Soon after I went to a meeting with some of the members of the American Bar Association Law Practice Management Section. The meeting room had no Internet access, but I did with my Sprint card. Then Tom Mighell pulled out his MyFi device and began granting Internet access to others in the room. The MyFi generates a small wireless cloud so up to five people can use the device for online access. I'd been lusting after this device ever since David Pogue's original mention of the device last year. Fresh from hotel room discussions with my son about what a cheapskate I was, I mentioned to Tom that I just might have to switch providers and get a MyFi. Tom said that Sprint had a similar device now.
So, of course, when I returned home I contacted my local Sprint store. The gentleman there informed me of the Sprint Overdrive 3G/4G Mobile HotSpot. Sprint doesn't have 4G in Oklahoma City yet, but still I could upgrade from the card that plugged into my USB port for Internet access to generating my own personal wireless cloud for up to five users. Since the iPad doesn't have a USB port, it is WiFi only.
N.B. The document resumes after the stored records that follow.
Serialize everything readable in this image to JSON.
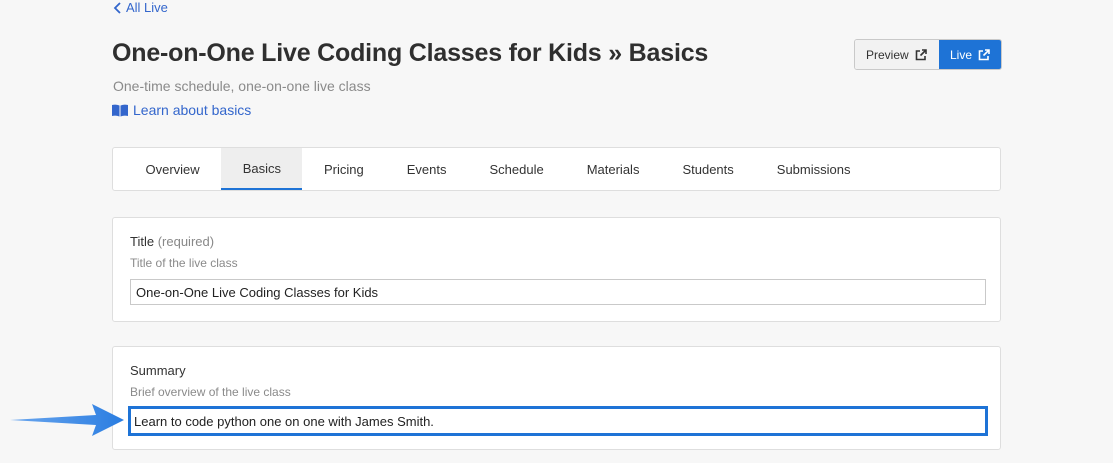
{
  "nav": {
    "back_label": "All Live"
  },
  "header": {
    "title": "One-on-One Live Coding Classes for Kids » Basics",
    "subtitle": "One-time schedule, one-on-one live class",
    "learn_link": "Learn about basics"
  },
  "actions": {
    "preview_label": "Preview",
    "live_label": "Live"
  },
  "tabs": [
    {
      "label": "Overview",
      "active": false
    },
    {
      "label": "Basics",
      "active": true
    },
    {
      "label": "Pricing",
      "active": false
    },
    {
      "label": "Events",
      "active": false
    },
    {
      "label": "Schedule",
      "active": false
    },
    {
      "label": "Materials",
      "active": false
    },
    {
      "label": "Students",
      "active": false
    },
    {
      "label": "Submissions",
      "active": false
    }
  ],
  "fields": {
    "title": {
      "label": "Title",
      "required_note": "(required)",
      "help": "Title of the live class",
      "value": "One-on-One Live Coding Classes for Kids"
    },
    "summary": {
      "label": "Summary",
      "help": "Brief overview of the live class",
      "value": "Learn to code python one on one with James Smith."
    }
  },
  "colors": {
    "accent": "#1e73d6",
    "link": "#3366cc",
    "annotation_arrow": "#2a7de1"
  },
  "icons": {
    "back": "chevron-left-icon",
    "learn": "book-icon",
    "external": "external-link-icon",
    "annotation": "arrow-right-icon"
  }
}
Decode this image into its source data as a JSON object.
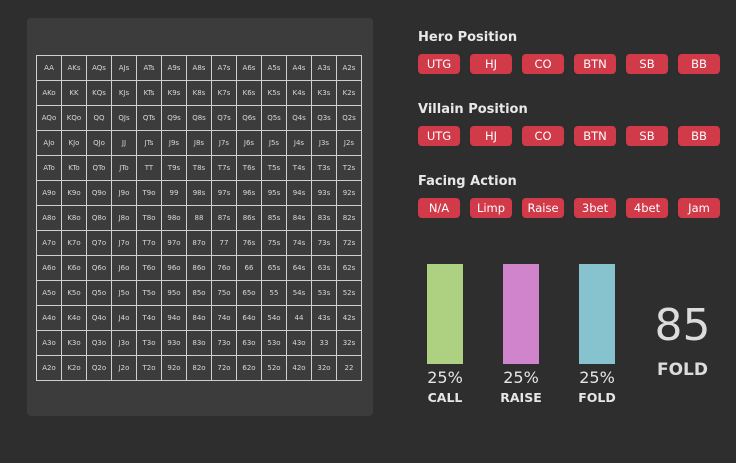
{
  "hand_matrix": [
    [
      "AA",
      "AKs",
      "AQs",
      "AJs",
      "ATs",
      "A9s",
      "A8s",
      "A7s",
      "A6s",
      "A5s",
      "A4s",
      "A3s",
      "A2s"
    ],
    [
      "AKo",
      "KK",
      "KQs",
      "KJs",
      "KTs",
      "K9s",
      "K8s",
      "K7s",
      "K6s",
      "K5s",
      "K4s",
      "K3s",
      "K2s"
    ],
    [
      "AQo",
      "KQo",
      "QQ",
      "QJs",
      "QTs",
      "Q9s",
      "Q8s",
      "Q7s",
      "Q6s",
      "Q5s",
      "Q4s",
      "Q3s",
      "Q2s"
    ],
    [
      "AJo",
      "KJo",
      "QJo",
      "JJ",
      "JTs",
      "J9s",
      "J8s",
      "J7s",
      "J6s",
      "J5s",
      "J4s",
      "J3s",
      "J2s"
    ],
    [
      "ATo",
      "KTo",
      "QTo",
      "JTo",
      "TT",
      "T9s",
      "T8s",
      "T7s",
      "T6s",
      "T5s",
      "T4s",
      "T3s",
      "T2s"
    ],
    [
      "A9o",
      "K9o",
      "Q9o",
      "J9o",
      "T9o",
      "99",
      "98s",
      "97s",
      "96s",
      "95s",
      "94s",
      "93s",
      "92s"
    ],
    [
      "A8o",
      "K8o",
      "Q8o",
      "J8o",
      "T8o",
      "98o",
      "88",
      "87s",
      "86s",
      "85s",
      "84s",
      "83s",
      "82s"
    ],
    [
      "A7o",
      "K7o",
      "Q7o",
      "J7o",
      "T7o",
      "97o",
      "87o",
      "77",
      "76s",
      "75s",
      "74s",
      "73s",
      "72s"
    ],
    [
      "A6o",
      "K6o",
      "Q6o",
      "J6o",
      "T6o",
      "96o",
      "86o",
      "76o",
      "66",
      "65s",
      "64s",
      "63s",
      "62s"
    ],
    [
      "A5o",
      "K5o",
      "Q5o",
      "J5o",
      "T5o",
      "95o",
      "85o",
      "75o",
      "65o",
      "55",
      "54s",
      "53s",
      "52s"
    ],
    [
      "A4o",
      "K4o",
      "Q4o",
      "J4o",
      "T4o",
      "94o",
      "84o",
      "74o",
      "64o",
      "54o",
      "44",
      "43s",
      "42s"
    ],
    [
      "A3o",
      "K3o",
      "Q3o",
      "J3o",
      "T3o",
      "93o",
      "83o",
      "73o",
      "63o",
      "53o",
      "43o",
      "33",
      "32s"
    ],
    [
      "A2o",
      "K2o",
      "Q2o",
      "J2o",
      "T2o",
      "92o",
      "82o",
      "72o",
      "62o",
      "52o",
      "42o",
      "32o",
      "22"
    ]
  ],
  "hero_position": {
    "title": "Hero Position",
    "options": [
      "UTG",
      "HJ",
      "CO",
      "BTN",
      "SB",
      "BB"
    ]
  },
  "villain_position": {
    "title": "Villain Position",
    "options": [
      "UTG",
      "HJ",
      "CO",
      "BTN",
      "SB",
      "BB"
    ]
  },
  "facing_action": {
    "title": "Facing Action",
    "options": [
      "N/A",
      "Limp",
      "Raise",
      "3bet",
      "4bet",
      "Jam"
    ]
  },
  "frequencies": [
    {
      "label": "CALL",
      "percent_text": "25%",
      "color": "#aed081"
    },
    {
      "label": "RAISE",
      "percent_text": "25%",
      "color": "#d084cc"
    },
    {
      "label": "FOLD",
      "percent_text": "25%",
      "color": "#86c3cf"
    }
  ],
  "result": {
    "value": "85",
    "label": "FOLD"
  },
  "colors": {
    "background": "#2e2e2e",
    "panel": "#3c3c3c",
    "button": "#d13a48"
  }
}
There are lots of business uses for this. Lawyers could use this to set up Internet access for a litigation "war room" on the road and, assuming it is not a problem with the judge, you could have Internet access for your team in the courtroom. Not all WiFi clouds are created equal. With mine, I am confident of security.
The prices online varied around the mid-$300 to mid-$400 range. I steeled myself as the Sprint rep looked up my account information. If I would sign a new two year contract with Sprint, the price (on my business account) would be—-free! For other accounts, it would have been a bit more expensive, but affordable. So now I'm a cheapskate with a portable WiFi cloud! The monthly charges are the same and I am waiting for 4G service to come here.
There are some trade-offs. The device gets a bit warm for carrying around in your pocket in the summer and when you charge the battery, it yields several hours of life rather than days. But since it generates a cloud, you can plug it into a wall outlet across the room to charge as you use it, or into your computer's USB port.